It was another windy night, but I stayed fairly warm. Brainstorm, McButter and I hiked quickly down Mt Laguna. It was still very cool outside, and great hiking conditions. Mt Laguna is more a plateau than it is a mountain. It has very steep walls roughly 3,000 feet up, then its rolling hills at the top. It was really pretty seeing the cliffy edges that we hiked near. It was continuous views of the valley floor and surrounding mountains. It was great hiking with our group of three. Brainstorm is a very intellectual man from Brooklyn. He has a wealth of knowledge in many different areas and seems very well cultured. He told many amazing stories of his Ukrainian grandparents and their efforts in WWII. Both were in Nazi concentration camps and lived past them. McButter (Nigel) is a very tall, lanky younger guy from Portland. Very quick-witted humor and large vocabulary. Just a hilarious dude. Between the three of us we were laughing the entire day, and really feeding off each others positive energy. We ended up hiking 26 miles and my feet were as sore as could be when we stopped at a giant cistern at Rodriguez Crossing. It was the last water source for 9 miles, so there were many hikers camped here. I got invited up to the top of the cistern where I met Carrot and Rex. I have read Carrot’s blog from last year as she is a previous thru-hiker, and it is amazing. She’s a beautiful writer, and really captures the trail in words. It was fun to meet her after following her for so long. Look up her blog if you get a chance, it’s phenomenal. Her writings get posted in magazines and all over the place. McButter joined and we all sat and watched the sun set over the mountains as we cooked dinner. Once dark, I cowboy camped under the cistern and used it for relief from the winds. It didn’t do much. The stars were fantastic though!

Brainstorm and the water cache at the crossing.

Brainstorm and the water cache at the crossing.

Day 4 – April 28th
Start: Rodriguez Crossing, Mile 68.8
End: Small campsite, Mile 93.2
Miles Hiked: 24.4

Set off with Brainstorm at 5:45 am. We got views of a nice sunrise over the mountains for the first half hour.
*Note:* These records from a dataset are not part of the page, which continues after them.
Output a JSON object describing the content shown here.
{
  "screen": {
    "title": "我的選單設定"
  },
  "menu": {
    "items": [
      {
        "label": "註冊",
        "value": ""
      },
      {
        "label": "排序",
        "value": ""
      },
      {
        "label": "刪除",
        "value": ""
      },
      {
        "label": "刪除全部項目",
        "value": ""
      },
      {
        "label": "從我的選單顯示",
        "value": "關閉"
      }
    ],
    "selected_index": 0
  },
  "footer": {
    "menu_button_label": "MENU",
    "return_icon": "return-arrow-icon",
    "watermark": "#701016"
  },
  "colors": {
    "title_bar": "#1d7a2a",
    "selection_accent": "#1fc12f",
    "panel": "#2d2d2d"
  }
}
It was a relatively flat first 9 miles to scissors crossing where there is a water cache at an underpass of a highway. We made it here by 9 am and were greeted by Rock Ocean. This guy is a trail angel who is following the pack of thru-hikers north and meeting them all at different points and offering to drive them to town/help them out. Very cool idea, and he said that the donations have been sustaining his food and gas use. PCT hikers are spoiled! After half hour, McButter and Carrot showed up with several other hikers trickling in. I gorged myself on every food I had, cooking pasta and adding a healthy amount of olive oil for calories. The next 15 miles are dry and exposed, so we loaded up with 6 liters a piece. I left around 11, shortly after Brainstorm. The next few hours were beautiful, but it was hard to enjoy it with my sore feet and constantly feeling exhausted and dehydrated as I was taking a beating from the sun/heat. I developed a rather large blister that engulfed my pinky toe. It hurt quite badly, and oozed a lot when popped. Luckily there were beautiful cactus flowers in bloom everywhere, and the company of Brainstorm and McButter kept my spirits high. The flowers were blooming in every color: Red, Purple, Pink, Orange, and Yellow. It was really great. But man, these San Filipe hills were hot and rocky. Throughout the day there were air force jets flying by. Looked like F16’s doing some sort of mountain combat training. At one point they were flying well below us in the valley, which was a cool viewpoint to have of a fighter jet–to be above it. It started to feel like our hiking group of three was really meshing. Hopefully we’ll all stay together for a good amount of time, as we all get along so well, and hike at a similar clip. It’s been great, and more than I expected! We found a nice little tent-sized patch where we all laid down our pads and cowboy camped for the night. Several times in the night I woke up and saw a prominent Milky Way. It was beautiful! My feet, however, are extremely sore and blistered. Tomorrow we’ll get to Warner Springs after 17 miles of hiking, and I’m looking forward to a nice cold soda and a burger! Twinkle Toes out!